▶ Problem details: Write all of the entries out again exactly.

▶ The input:
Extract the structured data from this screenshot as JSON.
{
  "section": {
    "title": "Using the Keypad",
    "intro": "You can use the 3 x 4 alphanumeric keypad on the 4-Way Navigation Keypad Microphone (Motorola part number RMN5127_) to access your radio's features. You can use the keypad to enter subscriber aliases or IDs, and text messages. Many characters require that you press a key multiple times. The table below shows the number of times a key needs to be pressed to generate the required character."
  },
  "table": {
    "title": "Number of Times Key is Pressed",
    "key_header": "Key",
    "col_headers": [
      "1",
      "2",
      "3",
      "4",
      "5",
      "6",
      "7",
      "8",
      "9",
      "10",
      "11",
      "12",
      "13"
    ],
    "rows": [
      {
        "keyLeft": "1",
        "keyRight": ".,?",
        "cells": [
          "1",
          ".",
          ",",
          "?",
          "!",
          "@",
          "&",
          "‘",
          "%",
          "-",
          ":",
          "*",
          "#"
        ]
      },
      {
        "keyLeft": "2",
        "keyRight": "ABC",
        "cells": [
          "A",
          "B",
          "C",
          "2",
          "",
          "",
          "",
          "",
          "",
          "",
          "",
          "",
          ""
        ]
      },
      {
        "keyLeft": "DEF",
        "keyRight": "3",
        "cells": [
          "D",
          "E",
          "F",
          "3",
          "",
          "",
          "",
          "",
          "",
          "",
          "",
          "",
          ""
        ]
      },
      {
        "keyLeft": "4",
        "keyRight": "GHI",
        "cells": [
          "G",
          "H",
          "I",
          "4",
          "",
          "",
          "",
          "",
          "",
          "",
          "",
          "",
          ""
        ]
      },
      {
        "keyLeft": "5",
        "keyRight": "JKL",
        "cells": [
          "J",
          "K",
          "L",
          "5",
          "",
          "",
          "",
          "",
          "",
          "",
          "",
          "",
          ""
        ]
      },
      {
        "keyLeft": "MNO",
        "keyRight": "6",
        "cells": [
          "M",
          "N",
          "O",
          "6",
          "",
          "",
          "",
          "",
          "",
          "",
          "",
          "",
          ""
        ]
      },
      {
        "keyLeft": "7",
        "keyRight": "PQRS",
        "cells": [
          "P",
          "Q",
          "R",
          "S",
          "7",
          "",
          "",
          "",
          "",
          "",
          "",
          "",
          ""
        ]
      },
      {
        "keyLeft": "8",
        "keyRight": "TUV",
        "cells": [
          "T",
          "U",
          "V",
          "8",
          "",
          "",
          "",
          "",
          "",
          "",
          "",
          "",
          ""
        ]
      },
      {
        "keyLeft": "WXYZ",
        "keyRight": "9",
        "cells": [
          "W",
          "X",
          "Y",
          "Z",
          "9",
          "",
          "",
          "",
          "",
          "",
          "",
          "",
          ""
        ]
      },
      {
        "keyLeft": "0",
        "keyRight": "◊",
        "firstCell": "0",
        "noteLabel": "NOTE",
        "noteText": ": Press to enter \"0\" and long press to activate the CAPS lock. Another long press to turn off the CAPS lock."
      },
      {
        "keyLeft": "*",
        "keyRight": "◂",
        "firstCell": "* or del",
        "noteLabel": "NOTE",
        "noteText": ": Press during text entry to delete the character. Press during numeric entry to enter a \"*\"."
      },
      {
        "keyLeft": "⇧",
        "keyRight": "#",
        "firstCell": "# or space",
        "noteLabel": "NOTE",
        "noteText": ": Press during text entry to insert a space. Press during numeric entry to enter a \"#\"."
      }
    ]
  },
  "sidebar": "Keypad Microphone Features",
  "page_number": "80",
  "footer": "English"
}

▶ Written solution:
Extract the structured data from this screenshot as JSON.
{
  "section": {
    "title": "Using the Keypad",
    "intro": "You can use the 3 x 4 alphanumeric keypad on the 4-Way Navigation Keypad Microphone (Motorola part number RMN5127_) to access your radio's features. You can use the keypad to enter subscriber aliases or IDs, and text messages. Many characters require that you press a key multiple times. The table below shows the number of times a key needs to be pressed to generate the required character."
  },
  "table": {
    "title": "Number of Times Key is Pressed",
    "key_header": "Key",
    "col_headers": [
      "1",
      "2",
      "3",
      "4",
      "5",
      "6",
      "7",
      "8",
      "9",
      "10",
      "11",
      "12",
      "13"
    ],
    "rows": [
      {
        "keyLeft": "1",
        "keyRight": ".,?",
        "cells": [
          "1",
          ".",
          ",",
          "?",
          "!",
          "@",
          "&",
          "‘",
          "%",
          "-",
          ":",
          "*",
          "#"
        ]
      },
      {
        "keyLeft": "2",
        "keyRight": "ABC",
        "cells": [
          "A",
          "B",
          "C",
          "2",
          "",
          "",
          "",
          "",
          "",
          "",
          "",
          "",
          ""
        ]
      },
      {
        "keyLeft": "DEF",
        "keyRight": "3",
        "cells": [
          "D",
          "E",
          "F",
          "3",
          "",
          "",
          "",
          "",
          "",
          "",
          "",
          "",
          ""
        ]
      },
      {
        "keyLeft": "4",
        "keyRight": "GHI",
        "cells": [
          "G",
          "H",
          "I",
          "4",
          "",
          "",
          "",
          "",
          "",
          "",
          "",
          "",
          ""
        ]
      },
      {
        "keyLeft": "5",
        "keyRight": "JKL",
        "cells": [
          "J",
          "K",
          "L",
          "5",
          "",
          "",
          "",
          "",
          "",
          "",
          "",
          "",
          ""
        ]
      },
      {
        "keyLeft": "MNO",
        "keyRight": "6",
        "cells": [
          "M",
          "N",
          "O",
          "6",
          "",
          "",
          "",
          "",
          "",
          "",
          "",
          "",
          ""
        ]
      },
      {
        "keyLeft": "7",
        "keyRight": "PQRS",
        "cells": [
          "P",
          "Q",
          "R",
          "S",
          "7",
          "",
          "",
          "",
          "",
          "",
          "",
          "",
          ""
        ]
      },
      {
        "keyLeft": "8",
        "keyRight": "TUV",
        "cells": [
          "T",
          "U",
          "V",
          "8",
          "",
          "",
          "",
          "",
          "",
          "",
          "",
          "",
          ""
        ]
      },
      {
        "keyLeft": "WXYZ",
        "keyRight": "9",
        "cells": [
          "W",
          "X",
          "Y",
          "Z",
          "9",
          "",
          "",
          "",
          "",
          "",
          "",
          "",
          ""
        ]
      },
      {
        "keyLeft": "0",
        "keyRight": "◊",
        "firstCell": "0",
        "noteLabel": "NOTE",
        "noteText": ": Press to enter \"0\" and long press to activate the CAPS lock. Another long press to turn off the CAPS lock."
      },
      {
        "keyLeft": "*",
        "keyRight": "◂",
        "firstCell": "* or del",
        "noteLabel": "NOTE",
        "noteText": ": Press during text entry to delete the character. Press during numeric entry to enter a \"*\"."
      },
      {
        "keyLeft": "⇧",
        "keyRight": "#",
        "firstCell": "# or space",
        "noteLabel": "NOTE",
        "noteText": ": Press during text entry to insert a space. Press during numeric entry to enter a \"#\"."
      }
    ]
  },
  "sidebar": "Keypad Microphone Features",
  "page_number": "80",
  "footer": "English"
}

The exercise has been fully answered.